Elisa’s dad Dan gave up his career to become her full-time carer after she was born with cerebral palsy. Here he talks about the impact this has had on his life…
When dad Dan realised his daughter Elisa, who has cerebral palsy and complex health needs, would need to wear nappies for her entire life he began to comprehend the lifelong impact of her condition and nearly had a breakdown. Shortly afterwards, he quit his job and started caring full time for Elisa. It was, he says, the only way he could provide the care Elisa needed and keep his family together.
Caring for a seriously ill child who needs your attention 24/7 means it can be impossible to get the physical, emotional and mental rest and recharge that you need. This is why families like Dan’s rely on short respite breaks – like the ones his family receive from Julia’s House Children’s Hospice – when trained nursing and care professionals take on the care of the child, so the parents get a chance to breathe out.
Knowing someone is there for you, your child, all of you, just makes the most unbelievable difference to the mental and physical wellbeing of the whole family.Elisa's dad, Dan
Dan explains what life was like after Elisa’s diagnosis:
“When you have a disabled child an awful lot of doors close – society judges you. You constantly have to explain what’s wrong with your child and people usually just give you a wide berth.
“And that’s if you even manage to get out in the first place. There are so many logistics involved in leaving the house with Elisa: will there be changing facilities? Can we park close enough? What is the going like – sand, gravel? It is like planning a military operation. It is all too easy to just give up and not go anywhere because the thought of trying to organise everything becomes overwhelming – it’s a big part of that feeling of isolation.
“I suppose I became trapped in a cycle of exhaustion and anxiety. Sleep is virtually impossible. You try not to think about it but you go to bed every night not knowing if your child will wake up in the morning.

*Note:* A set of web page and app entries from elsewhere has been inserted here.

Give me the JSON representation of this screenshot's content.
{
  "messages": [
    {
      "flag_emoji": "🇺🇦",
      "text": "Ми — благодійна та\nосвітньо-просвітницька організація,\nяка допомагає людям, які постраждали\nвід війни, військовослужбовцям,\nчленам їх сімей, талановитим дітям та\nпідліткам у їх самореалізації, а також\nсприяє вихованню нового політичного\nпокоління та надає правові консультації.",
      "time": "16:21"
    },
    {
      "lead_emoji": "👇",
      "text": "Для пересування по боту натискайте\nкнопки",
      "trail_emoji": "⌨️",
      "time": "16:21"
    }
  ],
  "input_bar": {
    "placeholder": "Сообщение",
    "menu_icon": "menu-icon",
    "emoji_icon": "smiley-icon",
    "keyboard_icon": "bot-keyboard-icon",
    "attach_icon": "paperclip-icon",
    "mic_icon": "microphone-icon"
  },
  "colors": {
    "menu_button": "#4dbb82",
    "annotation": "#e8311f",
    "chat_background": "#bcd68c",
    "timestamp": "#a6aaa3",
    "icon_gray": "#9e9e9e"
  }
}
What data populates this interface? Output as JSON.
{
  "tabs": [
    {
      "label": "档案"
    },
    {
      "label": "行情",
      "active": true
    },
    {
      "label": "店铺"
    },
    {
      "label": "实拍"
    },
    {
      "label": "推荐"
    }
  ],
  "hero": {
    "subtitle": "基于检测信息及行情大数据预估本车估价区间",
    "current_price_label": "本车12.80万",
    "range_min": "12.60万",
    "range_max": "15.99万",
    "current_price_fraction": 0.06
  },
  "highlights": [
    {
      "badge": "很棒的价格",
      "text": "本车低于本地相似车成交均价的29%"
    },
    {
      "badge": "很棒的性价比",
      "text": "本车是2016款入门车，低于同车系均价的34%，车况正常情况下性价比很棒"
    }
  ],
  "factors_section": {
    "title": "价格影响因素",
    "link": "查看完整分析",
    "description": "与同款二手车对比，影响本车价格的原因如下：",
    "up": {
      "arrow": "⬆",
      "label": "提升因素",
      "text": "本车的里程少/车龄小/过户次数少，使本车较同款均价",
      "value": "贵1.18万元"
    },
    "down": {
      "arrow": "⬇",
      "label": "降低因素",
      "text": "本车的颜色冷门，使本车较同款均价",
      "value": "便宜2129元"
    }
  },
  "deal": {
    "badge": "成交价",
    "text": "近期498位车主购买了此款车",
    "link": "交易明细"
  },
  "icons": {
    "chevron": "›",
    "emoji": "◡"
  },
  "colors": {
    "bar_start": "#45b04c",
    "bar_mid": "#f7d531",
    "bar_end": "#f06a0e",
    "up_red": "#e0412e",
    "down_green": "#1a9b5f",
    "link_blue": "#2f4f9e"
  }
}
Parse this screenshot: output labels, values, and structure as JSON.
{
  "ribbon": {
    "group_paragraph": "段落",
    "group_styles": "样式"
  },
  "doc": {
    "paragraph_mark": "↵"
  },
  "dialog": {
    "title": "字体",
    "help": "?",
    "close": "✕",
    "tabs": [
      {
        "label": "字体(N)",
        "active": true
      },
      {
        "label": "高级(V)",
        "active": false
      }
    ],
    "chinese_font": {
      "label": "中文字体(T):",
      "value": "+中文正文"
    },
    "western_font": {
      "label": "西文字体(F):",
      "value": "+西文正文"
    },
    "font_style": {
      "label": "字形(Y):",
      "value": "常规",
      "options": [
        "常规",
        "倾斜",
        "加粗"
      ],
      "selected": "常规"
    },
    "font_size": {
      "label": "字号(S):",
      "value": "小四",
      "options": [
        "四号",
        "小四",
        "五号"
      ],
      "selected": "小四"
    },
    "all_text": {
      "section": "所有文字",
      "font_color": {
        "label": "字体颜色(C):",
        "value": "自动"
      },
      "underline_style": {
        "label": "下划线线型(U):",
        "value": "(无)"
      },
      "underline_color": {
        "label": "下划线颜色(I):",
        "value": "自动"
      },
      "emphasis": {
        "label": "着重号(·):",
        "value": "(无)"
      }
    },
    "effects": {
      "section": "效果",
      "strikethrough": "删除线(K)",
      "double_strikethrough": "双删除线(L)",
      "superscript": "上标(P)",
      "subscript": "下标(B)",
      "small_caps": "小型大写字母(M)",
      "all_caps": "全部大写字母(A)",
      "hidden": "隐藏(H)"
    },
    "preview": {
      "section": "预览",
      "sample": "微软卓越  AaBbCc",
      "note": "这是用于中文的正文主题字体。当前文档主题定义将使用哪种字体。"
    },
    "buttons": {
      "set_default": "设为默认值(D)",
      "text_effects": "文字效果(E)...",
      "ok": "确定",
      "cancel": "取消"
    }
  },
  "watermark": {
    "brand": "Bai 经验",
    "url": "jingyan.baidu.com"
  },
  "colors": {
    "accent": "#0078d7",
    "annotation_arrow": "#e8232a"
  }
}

“I would go to work worrying about Elisa, having only managed two or three hours sleep and got to the point where I just could not carry on. It became impossible to balance work with my relationship, Elisa’s care and my mental wellbeing.”
For Dan’s family, the respite they receive from Julia’s House Children’s Hospice is a real lifeline:
“When you give up work to care for your child you lose your status, the support and friendship of colleagues and your income. You become so isolated it’s like falling out of society – and once you are out it is really difficult to find your way back in. Julia’s House is the entrance into a new world full of friendship.
“Even though there’s no peace of mind, no break from the sickening worry of having a seriously ill child. With Julia’s House we always have that respite to look forward to, the hope of a bit of time to recover.
When Elisa’s nurse and carers come to our home it is our only chance to have a meal together as family, really simple everyday stuff like that – but it’s these little things that make the difference.Dan
“Knowing someone is there for you, your child, all of you, just makes the most unbelievable difference to the mental and physical wellbeing of the whole family.”
Dan and Elisa’s story has been shared to mark the launch of Give Me a Break, a new report from Together for Short Lives and Julia’s House Children’s Hospice detailing the positive impact of short breaks on parents’ physical and mental health, their demand for NHS care and family relationships.